During October 2020, there were some major developments in cybercrime, with ransomware groups stepping up their game and new malware strategies being used. In this monthly wrap-up, we will have a closer look at threat actors Egregor and Trickbot, malware GravityRAT, MosaicRegressor, and IPStorm.
Egregor Posts Stolen Data
Ransomware groups stepped up their game. The Egregor ransomware group started posting stolen data belonging to Barnes & Noble customers on its dark web domain when the US bookseller refused to pay after being breached on October 10. It is not the first time that the group used this tactic of dumping “small proof packs” of the data to put pressure on its victims. Previously, it leaked data from game organizations Ubisoft and Crytek.
Lazada Redmart’s Data for Sale
We’ve also seen threat actors selling stolen data on their own dark web domain or online hacker forums (e.g., the 1.1 million user accounts of online grocery store Lazada Redmart were sold for $1,500.per dump). Following a massive data breach of the Nitro PDF service, 1TB of documents (including 70 million user records containing email addresses, full names, hashed passwords, titles, company names, IP addresses, and other system-related data) are being sold in private auction with a starting price of $80,000. The data was stolen from the 10 thousand business customers, including Google, Apple, Microsoft, Chase, and Citibank, and 1.8 million licensed users that use Nitro to create, edit, and sign PDFs and digital documents.
TrickBot Uses Basecamp
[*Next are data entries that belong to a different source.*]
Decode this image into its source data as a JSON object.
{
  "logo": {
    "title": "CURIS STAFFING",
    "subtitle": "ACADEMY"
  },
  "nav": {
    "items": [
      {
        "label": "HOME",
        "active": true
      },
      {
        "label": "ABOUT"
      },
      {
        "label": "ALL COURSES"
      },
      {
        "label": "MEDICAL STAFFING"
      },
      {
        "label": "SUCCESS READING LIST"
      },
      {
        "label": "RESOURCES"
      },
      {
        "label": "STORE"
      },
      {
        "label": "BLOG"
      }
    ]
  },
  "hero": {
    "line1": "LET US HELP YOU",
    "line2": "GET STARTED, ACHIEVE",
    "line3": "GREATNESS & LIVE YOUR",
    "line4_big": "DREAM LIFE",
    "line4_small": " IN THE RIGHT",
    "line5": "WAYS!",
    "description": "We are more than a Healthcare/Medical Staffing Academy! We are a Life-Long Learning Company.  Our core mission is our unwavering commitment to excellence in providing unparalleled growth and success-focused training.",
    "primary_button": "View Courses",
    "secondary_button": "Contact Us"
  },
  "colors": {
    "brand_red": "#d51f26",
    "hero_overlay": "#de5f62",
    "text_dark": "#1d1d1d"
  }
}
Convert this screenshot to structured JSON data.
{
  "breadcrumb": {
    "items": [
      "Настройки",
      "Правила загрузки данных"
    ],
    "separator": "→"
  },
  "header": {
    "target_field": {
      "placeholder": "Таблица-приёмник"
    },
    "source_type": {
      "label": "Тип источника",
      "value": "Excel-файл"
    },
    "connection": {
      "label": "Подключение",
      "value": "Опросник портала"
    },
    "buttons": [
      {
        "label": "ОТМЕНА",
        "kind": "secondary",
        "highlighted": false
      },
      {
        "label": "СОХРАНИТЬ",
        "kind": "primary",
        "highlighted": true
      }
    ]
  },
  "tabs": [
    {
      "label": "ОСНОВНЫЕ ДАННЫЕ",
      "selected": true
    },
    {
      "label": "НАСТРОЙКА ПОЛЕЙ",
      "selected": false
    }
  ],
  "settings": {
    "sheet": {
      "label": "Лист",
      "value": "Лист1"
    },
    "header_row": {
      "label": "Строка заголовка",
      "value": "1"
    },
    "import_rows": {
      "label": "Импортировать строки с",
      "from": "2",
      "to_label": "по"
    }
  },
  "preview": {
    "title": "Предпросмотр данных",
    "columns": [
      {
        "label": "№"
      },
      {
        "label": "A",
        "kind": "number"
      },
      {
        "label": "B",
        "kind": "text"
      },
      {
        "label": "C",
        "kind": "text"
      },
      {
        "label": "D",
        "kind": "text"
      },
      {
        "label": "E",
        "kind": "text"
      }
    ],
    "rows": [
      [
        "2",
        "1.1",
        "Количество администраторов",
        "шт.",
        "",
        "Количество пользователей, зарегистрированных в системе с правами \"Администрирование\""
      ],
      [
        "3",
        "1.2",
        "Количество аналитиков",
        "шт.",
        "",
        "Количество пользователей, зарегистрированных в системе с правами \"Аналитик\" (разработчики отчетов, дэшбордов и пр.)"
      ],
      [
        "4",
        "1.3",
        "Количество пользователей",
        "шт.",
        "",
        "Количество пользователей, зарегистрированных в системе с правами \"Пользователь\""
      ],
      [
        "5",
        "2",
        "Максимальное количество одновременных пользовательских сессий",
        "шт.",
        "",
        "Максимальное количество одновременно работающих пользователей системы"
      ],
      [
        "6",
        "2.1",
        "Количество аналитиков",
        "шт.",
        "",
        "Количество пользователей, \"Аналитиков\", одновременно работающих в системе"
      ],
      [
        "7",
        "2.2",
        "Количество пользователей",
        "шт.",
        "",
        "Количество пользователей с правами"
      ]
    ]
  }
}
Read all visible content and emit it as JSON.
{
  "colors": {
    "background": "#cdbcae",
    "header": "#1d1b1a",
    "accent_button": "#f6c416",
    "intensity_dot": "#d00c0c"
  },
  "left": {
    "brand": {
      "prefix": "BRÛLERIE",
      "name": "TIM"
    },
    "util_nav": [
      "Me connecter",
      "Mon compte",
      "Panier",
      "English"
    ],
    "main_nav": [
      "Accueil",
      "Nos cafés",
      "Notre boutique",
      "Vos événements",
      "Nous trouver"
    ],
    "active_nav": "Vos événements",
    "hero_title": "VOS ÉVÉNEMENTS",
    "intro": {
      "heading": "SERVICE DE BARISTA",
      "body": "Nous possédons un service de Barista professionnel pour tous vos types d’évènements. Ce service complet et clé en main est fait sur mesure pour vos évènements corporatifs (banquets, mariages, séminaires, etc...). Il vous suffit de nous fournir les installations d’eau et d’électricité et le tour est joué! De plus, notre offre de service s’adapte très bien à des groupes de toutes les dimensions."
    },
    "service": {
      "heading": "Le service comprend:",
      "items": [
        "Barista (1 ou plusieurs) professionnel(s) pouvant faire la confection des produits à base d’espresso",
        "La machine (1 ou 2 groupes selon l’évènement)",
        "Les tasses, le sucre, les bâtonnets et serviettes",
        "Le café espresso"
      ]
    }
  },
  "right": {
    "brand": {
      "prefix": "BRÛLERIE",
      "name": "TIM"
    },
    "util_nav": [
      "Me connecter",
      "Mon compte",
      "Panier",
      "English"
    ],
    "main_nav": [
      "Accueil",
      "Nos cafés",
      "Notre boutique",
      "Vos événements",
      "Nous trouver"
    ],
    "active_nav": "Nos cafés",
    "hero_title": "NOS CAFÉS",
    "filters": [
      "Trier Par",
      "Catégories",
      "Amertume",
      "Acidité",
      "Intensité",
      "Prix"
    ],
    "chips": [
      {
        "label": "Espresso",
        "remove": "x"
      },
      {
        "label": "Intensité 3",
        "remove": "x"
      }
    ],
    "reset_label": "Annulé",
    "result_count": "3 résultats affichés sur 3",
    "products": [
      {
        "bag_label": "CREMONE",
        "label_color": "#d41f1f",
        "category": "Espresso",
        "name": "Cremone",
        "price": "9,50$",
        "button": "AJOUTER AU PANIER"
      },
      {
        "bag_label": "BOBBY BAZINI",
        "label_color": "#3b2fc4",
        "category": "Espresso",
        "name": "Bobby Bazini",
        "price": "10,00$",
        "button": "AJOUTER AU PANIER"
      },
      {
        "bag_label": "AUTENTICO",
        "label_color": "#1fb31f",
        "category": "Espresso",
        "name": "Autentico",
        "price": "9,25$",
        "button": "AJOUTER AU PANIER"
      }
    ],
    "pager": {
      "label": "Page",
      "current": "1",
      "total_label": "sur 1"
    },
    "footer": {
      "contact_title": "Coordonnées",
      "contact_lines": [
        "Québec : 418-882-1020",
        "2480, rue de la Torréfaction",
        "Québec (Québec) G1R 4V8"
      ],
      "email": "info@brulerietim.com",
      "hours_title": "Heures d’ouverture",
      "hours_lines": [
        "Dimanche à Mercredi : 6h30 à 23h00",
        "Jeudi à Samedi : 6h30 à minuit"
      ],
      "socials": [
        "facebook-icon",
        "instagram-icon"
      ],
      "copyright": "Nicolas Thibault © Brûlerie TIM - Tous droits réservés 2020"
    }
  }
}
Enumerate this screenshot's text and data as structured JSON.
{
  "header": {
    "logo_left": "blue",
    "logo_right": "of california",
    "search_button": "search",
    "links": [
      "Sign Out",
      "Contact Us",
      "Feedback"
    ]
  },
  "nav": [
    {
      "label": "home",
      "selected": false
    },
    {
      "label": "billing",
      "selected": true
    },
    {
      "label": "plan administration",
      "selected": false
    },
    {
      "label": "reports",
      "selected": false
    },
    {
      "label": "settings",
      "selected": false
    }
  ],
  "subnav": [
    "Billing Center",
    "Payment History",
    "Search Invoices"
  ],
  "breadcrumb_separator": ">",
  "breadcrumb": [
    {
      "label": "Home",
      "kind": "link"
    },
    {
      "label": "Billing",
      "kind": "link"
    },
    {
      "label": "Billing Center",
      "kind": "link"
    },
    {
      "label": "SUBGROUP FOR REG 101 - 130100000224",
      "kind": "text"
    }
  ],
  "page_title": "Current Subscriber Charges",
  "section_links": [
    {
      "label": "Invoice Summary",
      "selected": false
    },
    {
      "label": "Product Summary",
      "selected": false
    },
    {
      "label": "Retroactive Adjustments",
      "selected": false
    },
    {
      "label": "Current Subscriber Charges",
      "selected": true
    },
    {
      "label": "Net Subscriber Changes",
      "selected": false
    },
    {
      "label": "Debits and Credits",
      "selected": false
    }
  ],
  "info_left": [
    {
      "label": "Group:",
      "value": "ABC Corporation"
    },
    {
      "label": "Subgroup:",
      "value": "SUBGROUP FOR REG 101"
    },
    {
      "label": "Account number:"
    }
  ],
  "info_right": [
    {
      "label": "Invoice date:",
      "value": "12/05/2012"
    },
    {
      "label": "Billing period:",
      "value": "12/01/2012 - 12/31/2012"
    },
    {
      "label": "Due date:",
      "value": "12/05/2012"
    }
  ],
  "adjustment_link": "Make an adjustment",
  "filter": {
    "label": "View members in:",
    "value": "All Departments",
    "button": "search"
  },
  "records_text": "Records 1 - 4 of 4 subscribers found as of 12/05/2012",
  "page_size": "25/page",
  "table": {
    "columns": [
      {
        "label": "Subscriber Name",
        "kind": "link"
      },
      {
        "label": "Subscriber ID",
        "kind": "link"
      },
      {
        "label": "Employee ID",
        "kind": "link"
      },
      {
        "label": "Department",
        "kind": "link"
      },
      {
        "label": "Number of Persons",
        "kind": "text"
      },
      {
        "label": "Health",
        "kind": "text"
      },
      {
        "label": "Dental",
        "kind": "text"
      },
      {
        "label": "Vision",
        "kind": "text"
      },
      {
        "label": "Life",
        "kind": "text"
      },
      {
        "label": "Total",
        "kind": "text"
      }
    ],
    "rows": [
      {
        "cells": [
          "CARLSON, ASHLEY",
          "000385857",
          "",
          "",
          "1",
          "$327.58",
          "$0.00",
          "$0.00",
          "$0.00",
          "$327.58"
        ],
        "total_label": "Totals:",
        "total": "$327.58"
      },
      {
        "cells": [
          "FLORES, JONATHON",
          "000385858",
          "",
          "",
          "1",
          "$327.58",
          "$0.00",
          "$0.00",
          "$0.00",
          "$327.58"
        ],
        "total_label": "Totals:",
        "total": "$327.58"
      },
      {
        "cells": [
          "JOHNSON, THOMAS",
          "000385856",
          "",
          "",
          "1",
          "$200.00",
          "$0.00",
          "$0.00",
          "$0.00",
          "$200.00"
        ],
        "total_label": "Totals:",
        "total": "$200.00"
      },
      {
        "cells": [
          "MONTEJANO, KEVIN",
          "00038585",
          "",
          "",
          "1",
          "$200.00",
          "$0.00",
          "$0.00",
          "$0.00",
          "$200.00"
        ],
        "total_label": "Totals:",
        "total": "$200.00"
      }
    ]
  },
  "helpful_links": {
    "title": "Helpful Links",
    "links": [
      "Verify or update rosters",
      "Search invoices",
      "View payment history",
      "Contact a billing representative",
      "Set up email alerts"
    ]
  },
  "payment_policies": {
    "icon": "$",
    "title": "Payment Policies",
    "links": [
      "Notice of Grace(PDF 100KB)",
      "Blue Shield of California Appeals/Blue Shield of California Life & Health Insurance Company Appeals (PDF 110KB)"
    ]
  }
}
The TrickBot hacker group, known for its phishing attacks against high-value targets, started to use Basecamp as part of its malicious phishing campaigns to distribute malware and steal login credentials. Basecamp is a web-based project management solution that allows people to collaborate, chat with each other, create documents, and share files. The threat actors abused Basecamp to host intermediary pages that redirect users to phishing landing pages. These landing pages unleash BazarLoader, Trickbot’s obfuscated backdoor Trojan, which will install Cobalt Strike beacons for access and deploying the Ryuk ransomware. Since the threat actors used Basecamp URLs, they were able to create carefully constructed and targeted campaigns to infiltrate a network as users may feel that the file is from their Basecamp project.
MosaicRegressor Targets New Technology
Whenever a new technology becomes popular, threat actors will find a way to abuse it for their own purposes. In October, UEFI (or Unified Extensible Firmware Interface), which replaces legacy BIOS for enabling the machine’s boot sequence and loading the operating system, was targeted by MosaicRegressor. This malicious UEFI firmware (quite likely from North Korea) uses several malicious modules to inject malware on victimized machines as well as the Winnti backdoor.
Botnets Use IPStrom
Botnets also upped their game, with IPStorm running on top of the IPFS (InterPlanetary File System) protocol to infect Android, macOS, Windows, and Linux-based devices for incorporating them into peer-to-peer networks to avoid detection.
- SSH brute-force attacks were launched at targeted devices.
- IPStorm is used to infect the devices.
- Once infected, the victimized systems are configured to act as socks5 proxies.
- Android devices are also infected via unsecured Android Debug Bridge (ADB) connections.
To find out if your organization is protected against the latest malware attacks, run Cymulate’s Immediate Threats assessment. This allows you to test and verify by yourself if your organization is exposed to these attacks. It also offers suggestions for mitigations in case it turns out that your organization is indeed vulnerable. Also, IOCs are available at the Cymulate UI!